(Input data)
* * * *

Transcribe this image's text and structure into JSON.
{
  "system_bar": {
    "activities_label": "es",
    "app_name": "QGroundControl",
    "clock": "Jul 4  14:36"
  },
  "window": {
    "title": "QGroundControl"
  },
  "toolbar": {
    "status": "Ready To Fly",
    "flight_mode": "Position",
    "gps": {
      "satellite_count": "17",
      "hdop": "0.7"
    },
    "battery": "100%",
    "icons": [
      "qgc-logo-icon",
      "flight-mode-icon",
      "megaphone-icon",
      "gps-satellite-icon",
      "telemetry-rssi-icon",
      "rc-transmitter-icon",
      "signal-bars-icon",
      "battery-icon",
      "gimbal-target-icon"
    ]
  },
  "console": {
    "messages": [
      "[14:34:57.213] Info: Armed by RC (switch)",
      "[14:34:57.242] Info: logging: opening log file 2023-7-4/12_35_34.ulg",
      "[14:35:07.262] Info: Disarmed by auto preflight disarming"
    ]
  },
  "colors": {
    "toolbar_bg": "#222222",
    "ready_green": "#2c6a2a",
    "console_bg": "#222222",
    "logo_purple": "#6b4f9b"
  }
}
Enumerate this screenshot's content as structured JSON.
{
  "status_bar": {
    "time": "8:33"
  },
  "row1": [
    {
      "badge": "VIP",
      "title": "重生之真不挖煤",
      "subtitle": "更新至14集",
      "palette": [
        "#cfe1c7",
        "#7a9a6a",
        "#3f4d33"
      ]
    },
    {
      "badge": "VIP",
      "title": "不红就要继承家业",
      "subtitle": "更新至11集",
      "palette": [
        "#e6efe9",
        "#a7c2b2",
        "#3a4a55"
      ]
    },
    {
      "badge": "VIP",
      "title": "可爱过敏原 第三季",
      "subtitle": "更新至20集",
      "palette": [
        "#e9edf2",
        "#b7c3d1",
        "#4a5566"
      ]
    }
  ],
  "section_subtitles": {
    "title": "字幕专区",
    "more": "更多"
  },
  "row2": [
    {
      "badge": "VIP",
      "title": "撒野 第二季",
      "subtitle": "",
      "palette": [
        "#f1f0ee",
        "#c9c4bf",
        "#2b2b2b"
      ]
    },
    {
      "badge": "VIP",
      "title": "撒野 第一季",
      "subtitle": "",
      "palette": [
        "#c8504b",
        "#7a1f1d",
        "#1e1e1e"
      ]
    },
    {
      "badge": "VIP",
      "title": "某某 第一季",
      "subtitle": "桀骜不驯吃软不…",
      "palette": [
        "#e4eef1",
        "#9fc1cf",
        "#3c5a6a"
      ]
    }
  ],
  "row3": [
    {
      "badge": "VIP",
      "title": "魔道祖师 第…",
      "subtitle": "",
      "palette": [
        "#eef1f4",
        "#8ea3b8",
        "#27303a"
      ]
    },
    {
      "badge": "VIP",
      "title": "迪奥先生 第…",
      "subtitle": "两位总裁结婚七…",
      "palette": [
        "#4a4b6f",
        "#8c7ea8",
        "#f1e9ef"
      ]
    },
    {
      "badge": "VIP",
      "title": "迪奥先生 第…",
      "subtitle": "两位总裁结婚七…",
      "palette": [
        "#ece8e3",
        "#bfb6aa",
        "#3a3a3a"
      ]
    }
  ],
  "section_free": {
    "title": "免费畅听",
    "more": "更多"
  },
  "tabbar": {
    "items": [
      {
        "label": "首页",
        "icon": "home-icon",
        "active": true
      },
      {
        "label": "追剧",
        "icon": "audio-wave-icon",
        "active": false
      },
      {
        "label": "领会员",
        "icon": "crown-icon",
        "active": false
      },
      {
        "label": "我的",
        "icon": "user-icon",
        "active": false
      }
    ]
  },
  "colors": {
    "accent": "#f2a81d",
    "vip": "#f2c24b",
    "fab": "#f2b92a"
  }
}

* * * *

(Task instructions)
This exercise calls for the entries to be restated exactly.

(Answer to this problem)
Transcribe this image's text and structure into JSON.
{
  "system_bar": {
    "activities_label": "es",
    "app_name": "QGroundControl",
    "clock": "Jul 4  14:36"
  },
  "window": {
    "title": "QGroundControl"
  },
  "toolbar": {
    "status": "Ready To Fly",
    "flight_mode": "Position",
    "gps": {
      "satellite_count": "17",
      "hdop": "0.7"
    },
    "battery": "100%",
    "icons": [
      "qgc-logo-icon",
      "flight-mode-icon",
      "megaphone-icon",
      "gps-satellite-icon",
      "telemetry-rssi-icon",
      "rc-transmitter-icon",
      "signal-bars-icon",
      "battery-icon",
      "gimbal-target-icon"
    ]
  },
  "console": {
    "messages": [
      "[14:34:57.213] Info: Armed by RC (switch)",
      "[14:34:57.242] Info: logging: opening log file 2023-7-4/12_35_34.ulg",
      "[14:35:07.262] Info: Disarmed by auto preflight disarming"
    ]
  },
  "colors": {
    "toolbar_bg": "#222222",
    "ready_green": "#2c6a2a",
    "console_bg": "#222222",
    "logo_purple": "#6b4f9b"
  }
}
Enumerate this screenshot's content as structured JSON.
{
  "status_bar": {
    "time": "8:33"
  },
  "row1": [
    {
      "badge": "VIP",
      "title": "重生之真不挖煤",
      "subtitle": "更新至14集",
      "palette": [
        "#cfe1c7",
        "#7a9a6a",
        "#3f4d33"
      ]
    },
    {
      "badge": "VIP",
      "title": "不红就要继承家业",
      "subtitle": "更新至11集",
      "palette": [
        "#e6efe9",
        "#a7c2b2",
        "#3a4a55"
      ]
    },
    {
      "badge": "VIP",
      "title": "可爱过敏原 第三季",
      "subtitle": "更新至20集",
      "palette": [
        "#e9edf2",
        "#b7c3d1",
        "#4a5566"
      ]
    }
  ],
  "section_subtitles": {
    "title": "字幕专区",
    "more": "更多"
  },
  "row2": [
    {
      "badge": "VIP",
      "title": "撒野 第二季",
      "subtitle": "",
      "palette": [
        "#f1f0ee",
        "#c9c4bf",
        "#2b2b2b"
      ]
    },
    {
      "badge": "VIP",
      "title": "撒野 第一季",
      "subtitle": "",
      "palette": [
        "#c8504b",
        "#7a1f1d",
        "#1e1e1e"
      ]
    },
    {
      "badge": "VIP",
      "title": "某某 第一季",
      "subtitle": "桀骜不驯吃软不…",
      "palette": [
        "#e4eef1",
        "#9fc1cf",
        "#3c5a6a"
      ]
    }
  ],
  "row3": [
    {
      "badge": "VIP",
      "title": "魔道祖师 第…",
      "subtitle": "",
      "palette": [
        "#eef1f4",
        "#8ea3b8",
        "#27303a"
      ]
    },
    {
      "badge": "VIP",
      "title": "迪奥先生 第…",
      "subtitle": "两位总裁结婚七…",
      "palette": [
        "#4a4b6f",
        "#8c7ea8",
        "#f1e9ef"
      ]
    },
    {
      "badge": "VIP",
      "title": "迪奥先生 第…",
      "subtitle": "两位总裁结婚七…",
      "palette": [
        "#ece8e3",
        "#bfb6aa",
        "#3a3a3a"
      ]
    }
  ],
  "section_free": {
    "title": "免费畅听",
    "more": "更多"
  },
  "tabbar": {
    "items": [
      {
        "label": "首页",
        "icon": "home-icon",
        "active": true
      },
      {
        "label": "追剧",
        "icon": "audio-wave-icon",
        "active": false
      },
      {
        "label": "领会员",
        "icon": "crown-icon",
        "active": false
      },
      {
        "label": "我的",
        "icon": "user-icon",
        "active": false
      }
    ]
  },
  "colors": {
    "accent": "#f2a81d",
    "vip": "#f2c24b",
    "fab": "#f2b92a"
  }
}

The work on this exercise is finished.